17.U.S. Department of Health and Human Services. Evaluation of safety devices for preventing percutaneous injuries among health-care workers during phlebotomy procedures: Minneapolis-St. Paul, New York City and San Francisco, 1993-1995. MMWR 1997;46:2124.Google Scholar
18.Centers for Disease Control and Prevention Cooperative Needlestick Surveillance Group. Case-control study of HIV seroconversion in health-care workers after percutaneous exposure to HIV-infected blood: France, United Kingdom, and United States, January 1988-August 1994. MMWR 1995;44:929933.Google Scholar
19.Sepkowitz, KA. Occupationally acquired infections in health care workers, part 2. Ann Intern Med 1996;125:917928.CrossRefGoogle Scholar
20.Alvarado, F, Panlilio, A, Cardo, D, NaSH Surveillance Group. Percutaneous injury reporting in US hospitals, 1998. Presented at the 4th Decennial International Conference on Nosocomial and Healthcare-Associated Infections; March 5-9, 2000; Atlanta, GA. Abstract ID P-S2-38.Google Scholar
21.International Health Care Worker Safety Center. Exposure Prevention Information Network (EPINet) Data Reports. Charlottesville, VA: University of Virginia; 1999.Google Scholar
22.Han, LC, Schoen, HM, Eagan, JA, Harold, MJ, Sohn, S, Sepkowitz, KA. Appropriate usage of safer needles at a cancer hospital. Presented at the 29th Annual Educational Conference and International Meeting of the Association for Professionals in Infection Control and Epidemiology; May 19-23, 2002; Nashville, TN.Google Scholar
23.Pugliese, G, Germanson, TP, Bartley, J, et al.Evaluating sharps safety devices: meeting OSHA's intent. Infect Control Hosp Epidemiol 2001;22:456458.CrossRefGoogle ScholarPubMed
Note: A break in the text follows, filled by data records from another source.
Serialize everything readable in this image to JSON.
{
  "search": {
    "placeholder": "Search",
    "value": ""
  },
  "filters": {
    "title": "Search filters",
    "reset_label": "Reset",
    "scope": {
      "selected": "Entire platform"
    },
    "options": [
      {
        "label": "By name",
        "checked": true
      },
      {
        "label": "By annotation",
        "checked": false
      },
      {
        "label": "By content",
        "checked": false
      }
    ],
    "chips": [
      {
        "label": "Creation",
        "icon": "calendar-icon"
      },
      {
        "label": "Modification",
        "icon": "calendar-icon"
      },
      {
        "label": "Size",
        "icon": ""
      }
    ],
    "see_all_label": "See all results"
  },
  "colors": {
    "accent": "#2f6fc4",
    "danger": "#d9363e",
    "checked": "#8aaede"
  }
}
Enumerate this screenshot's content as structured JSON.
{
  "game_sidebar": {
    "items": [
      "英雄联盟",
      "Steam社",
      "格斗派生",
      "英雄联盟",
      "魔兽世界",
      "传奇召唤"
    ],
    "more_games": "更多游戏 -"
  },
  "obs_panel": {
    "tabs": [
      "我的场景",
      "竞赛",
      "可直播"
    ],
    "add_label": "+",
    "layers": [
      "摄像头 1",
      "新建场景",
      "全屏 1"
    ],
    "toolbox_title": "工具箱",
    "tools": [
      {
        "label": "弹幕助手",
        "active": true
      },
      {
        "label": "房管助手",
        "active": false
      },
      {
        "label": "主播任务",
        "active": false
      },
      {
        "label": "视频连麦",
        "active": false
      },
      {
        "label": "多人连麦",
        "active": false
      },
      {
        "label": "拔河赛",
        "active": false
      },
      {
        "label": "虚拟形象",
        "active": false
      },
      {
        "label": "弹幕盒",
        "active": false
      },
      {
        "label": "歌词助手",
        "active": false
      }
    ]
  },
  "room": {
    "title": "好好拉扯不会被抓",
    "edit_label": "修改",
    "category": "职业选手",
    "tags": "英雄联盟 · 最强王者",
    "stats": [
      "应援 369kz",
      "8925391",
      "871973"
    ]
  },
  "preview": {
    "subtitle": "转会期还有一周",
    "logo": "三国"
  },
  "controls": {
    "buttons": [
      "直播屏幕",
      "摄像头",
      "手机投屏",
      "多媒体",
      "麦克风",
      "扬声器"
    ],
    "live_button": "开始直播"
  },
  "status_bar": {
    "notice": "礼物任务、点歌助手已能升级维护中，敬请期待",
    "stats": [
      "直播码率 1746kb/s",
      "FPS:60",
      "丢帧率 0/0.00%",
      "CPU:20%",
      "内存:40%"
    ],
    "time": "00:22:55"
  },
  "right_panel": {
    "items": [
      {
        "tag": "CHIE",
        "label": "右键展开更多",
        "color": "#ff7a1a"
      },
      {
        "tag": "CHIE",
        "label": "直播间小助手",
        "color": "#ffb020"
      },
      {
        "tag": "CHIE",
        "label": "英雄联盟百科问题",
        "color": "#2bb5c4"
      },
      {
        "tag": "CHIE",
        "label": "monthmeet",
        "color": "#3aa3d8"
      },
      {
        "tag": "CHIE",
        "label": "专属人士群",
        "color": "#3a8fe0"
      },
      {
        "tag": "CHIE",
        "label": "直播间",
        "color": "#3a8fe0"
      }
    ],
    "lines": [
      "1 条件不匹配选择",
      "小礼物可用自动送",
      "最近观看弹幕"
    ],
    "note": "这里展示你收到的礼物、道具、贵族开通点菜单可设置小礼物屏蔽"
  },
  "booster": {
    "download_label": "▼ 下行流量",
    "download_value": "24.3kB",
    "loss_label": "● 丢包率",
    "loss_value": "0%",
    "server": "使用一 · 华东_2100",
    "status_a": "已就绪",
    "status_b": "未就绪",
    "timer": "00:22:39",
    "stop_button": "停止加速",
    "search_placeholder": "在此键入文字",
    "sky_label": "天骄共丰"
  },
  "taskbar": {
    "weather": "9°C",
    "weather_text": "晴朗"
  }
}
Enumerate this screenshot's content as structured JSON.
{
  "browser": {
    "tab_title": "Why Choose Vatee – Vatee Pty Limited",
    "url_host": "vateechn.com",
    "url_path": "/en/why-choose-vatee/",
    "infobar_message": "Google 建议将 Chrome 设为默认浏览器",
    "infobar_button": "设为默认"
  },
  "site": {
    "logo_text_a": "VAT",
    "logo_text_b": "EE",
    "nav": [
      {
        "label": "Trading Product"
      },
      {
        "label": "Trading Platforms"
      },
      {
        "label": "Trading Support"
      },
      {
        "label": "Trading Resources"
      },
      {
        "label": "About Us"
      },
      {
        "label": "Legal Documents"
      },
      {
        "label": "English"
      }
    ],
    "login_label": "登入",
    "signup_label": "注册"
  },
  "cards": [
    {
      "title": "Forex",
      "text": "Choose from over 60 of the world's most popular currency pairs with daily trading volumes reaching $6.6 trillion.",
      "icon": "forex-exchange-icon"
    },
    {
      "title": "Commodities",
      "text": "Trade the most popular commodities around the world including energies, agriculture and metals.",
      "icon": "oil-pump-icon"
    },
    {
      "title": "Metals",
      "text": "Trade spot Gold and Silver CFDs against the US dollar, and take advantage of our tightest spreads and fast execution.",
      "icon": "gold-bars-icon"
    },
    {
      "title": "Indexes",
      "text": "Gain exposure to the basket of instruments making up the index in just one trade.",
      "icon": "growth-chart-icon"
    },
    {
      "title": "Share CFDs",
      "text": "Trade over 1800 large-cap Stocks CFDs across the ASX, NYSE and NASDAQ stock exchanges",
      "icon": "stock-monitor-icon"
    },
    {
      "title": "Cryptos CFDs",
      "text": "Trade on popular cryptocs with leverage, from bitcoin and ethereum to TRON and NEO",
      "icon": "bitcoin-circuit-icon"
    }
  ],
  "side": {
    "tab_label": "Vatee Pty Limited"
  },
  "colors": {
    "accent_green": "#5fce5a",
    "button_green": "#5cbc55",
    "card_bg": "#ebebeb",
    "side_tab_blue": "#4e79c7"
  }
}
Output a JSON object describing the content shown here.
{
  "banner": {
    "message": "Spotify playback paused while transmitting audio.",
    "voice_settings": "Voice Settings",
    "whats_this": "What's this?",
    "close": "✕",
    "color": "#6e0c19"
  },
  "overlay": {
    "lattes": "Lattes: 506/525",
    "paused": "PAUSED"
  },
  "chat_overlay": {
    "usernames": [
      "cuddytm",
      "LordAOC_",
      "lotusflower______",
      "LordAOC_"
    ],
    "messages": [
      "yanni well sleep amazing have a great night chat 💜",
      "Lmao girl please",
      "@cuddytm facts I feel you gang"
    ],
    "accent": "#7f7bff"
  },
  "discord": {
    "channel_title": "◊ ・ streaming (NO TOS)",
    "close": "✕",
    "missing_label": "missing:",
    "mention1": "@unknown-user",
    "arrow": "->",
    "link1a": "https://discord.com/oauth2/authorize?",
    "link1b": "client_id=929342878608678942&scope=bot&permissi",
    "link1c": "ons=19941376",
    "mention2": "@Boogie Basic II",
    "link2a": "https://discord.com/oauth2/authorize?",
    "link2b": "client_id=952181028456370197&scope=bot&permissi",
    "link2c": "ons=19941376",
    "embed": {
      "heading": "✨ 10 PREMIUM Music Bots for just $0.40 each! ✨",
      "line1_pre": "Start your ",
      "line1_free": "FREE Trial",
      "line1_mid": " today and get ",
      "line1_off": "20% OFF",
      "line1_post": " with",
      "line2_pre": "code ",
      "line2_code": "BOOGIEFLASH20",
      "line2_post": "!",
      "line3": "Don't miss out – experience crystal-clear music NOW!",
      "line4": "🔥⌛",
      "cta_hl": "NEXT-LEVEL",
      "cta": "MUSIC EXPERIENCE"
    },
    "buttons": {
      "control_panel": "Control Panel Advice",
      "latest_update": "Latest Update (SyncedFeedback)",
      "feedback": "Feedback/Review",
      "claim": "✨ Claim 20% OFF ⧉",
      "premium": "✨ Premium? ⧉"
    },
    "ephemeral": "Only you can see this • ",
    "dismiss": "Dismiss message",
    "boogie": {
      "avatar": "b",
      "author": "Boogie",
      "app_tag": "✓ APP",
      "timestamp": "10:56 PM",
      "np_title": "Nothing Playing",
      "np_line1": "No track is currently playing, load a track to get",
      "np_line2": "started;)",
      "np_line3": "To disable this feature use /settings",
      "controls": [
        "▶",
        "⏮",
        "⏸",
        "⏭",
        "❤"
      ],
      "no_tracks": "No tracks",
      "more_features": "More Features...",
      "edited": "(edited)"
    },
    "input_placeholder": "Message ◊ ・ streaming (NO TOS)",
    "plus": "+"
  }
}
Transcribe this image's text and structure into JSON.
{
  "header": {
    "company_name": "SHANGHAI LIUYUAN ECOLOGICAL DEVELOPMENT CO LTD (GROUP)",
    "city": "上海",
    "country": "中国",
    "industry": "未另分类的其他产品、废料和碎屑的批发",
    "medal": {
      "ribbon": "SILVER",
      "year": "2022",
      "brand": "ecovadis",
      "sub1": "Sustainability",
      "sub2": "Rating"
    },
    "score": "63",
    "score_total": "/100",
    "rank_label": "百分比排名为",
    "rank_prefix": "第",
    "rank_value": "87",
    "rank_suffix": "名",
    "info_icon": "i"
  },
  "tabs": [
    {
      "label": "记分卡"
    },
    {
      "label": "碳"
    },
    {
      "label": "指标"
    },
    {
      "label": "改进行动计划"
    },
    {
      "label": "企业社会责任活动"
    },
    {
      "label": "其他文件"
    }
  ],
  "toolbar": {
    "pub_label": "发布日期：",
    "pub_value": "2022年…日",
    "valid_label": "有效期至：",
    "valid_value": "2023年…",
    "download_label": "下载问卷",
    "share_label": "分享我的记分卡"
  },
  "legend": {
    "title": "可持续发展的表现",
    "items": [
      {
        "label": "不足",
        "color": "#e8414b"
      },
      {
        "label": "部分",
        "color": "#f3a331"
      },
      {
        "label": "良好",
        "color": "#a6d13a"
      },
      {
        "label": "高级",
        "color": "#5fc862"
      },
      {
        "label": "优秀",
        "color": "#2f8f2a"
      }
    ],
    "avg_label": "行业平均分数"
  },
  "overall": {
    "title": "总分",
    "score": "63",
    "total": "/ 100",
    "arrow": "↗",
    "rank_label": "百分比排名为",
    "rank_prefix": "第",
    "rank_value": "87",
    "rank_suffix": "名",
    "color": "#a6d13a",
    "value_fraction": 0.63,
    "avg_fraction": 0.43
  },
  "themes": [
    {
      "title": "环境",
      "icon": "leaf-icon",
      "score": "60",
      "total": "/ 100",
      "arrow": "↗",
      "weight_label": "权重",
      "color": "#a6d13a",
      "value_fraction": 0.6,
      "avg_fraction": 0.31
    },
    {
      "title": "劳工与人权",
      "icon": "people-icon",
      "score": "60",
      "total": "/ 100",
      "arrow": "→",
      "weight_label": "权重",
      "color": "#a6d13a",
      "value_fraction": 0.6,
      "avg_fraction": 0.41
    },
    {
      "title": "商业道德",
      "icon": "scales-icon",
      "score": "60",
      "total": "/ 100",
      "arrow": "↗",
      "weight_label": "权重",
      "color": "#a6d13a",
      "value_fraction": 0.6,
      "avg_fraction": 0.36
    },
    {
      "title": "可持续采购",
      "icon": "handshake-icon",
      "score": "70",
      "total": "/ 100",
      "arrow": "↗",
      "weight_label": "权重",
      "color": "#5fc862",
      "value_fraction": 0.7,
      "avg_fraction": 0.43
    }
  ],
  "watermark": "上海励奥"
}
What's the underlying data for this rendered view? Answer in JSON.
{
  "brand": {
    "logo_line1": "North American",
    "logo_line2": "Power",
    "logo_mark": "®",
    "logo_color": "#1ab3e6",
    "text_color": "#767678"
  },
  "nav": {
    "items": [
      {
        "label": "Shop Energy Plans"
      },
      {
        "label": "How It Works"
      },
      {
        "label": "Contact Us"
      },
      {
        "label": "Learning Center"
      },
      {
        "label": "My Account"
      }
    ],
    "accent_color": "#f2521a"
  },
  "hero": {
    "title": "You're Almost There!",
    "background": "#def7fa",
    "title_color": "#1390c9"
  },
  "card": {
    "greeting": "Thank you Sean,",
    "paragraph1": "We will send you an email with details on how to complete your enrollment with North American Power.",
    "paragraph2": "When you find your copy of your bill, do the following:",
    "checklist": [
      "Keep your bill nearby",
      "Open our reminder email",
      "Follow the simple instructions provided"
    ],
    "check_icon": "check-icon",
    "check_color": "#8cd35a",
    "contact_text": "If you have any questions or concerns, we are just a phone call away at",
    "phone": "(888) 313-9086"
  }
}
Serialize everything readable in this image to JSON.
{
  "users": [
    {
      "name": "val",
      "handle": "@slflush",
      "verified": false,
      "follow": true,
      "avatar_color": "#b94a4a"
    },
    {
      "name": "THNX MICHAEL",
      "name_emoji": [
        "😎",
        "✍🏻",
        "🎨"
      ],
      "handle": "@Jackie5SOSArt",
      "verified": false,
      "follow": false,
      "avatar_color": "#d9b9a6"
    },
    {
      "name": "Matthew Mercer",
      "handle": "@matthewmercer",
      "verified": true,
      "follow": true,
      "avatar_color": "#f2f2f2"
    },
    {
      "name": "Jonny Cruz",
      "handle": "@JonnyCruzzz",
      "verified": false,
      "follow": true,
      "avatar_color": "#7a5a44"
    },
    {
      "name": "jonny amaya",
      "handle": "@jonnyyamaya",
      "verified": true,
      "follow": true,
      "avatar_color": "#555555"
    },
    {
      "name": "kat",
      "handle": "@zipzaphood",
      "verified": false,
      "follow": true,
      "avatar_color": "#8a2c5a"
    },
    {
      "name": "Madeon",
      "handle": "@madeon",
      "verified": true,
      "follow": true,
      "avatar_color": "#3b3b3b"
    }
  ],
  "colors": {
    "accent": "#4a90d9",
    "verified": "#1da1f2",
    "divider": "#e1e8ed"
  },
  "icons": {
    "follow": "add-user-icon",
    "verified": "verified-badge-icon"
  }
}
24.Sohn, S, Eagan, JA, Sepkowitz, KA. Impact of a safer-needle system on percutaneous injury reporting behavior. Presented at the 13th Annual Scientific Meeting of the Society for Healthcare Epidemiology of America; April 5-8, 2003; Arlington, VA. Abstract 122.Google Scholar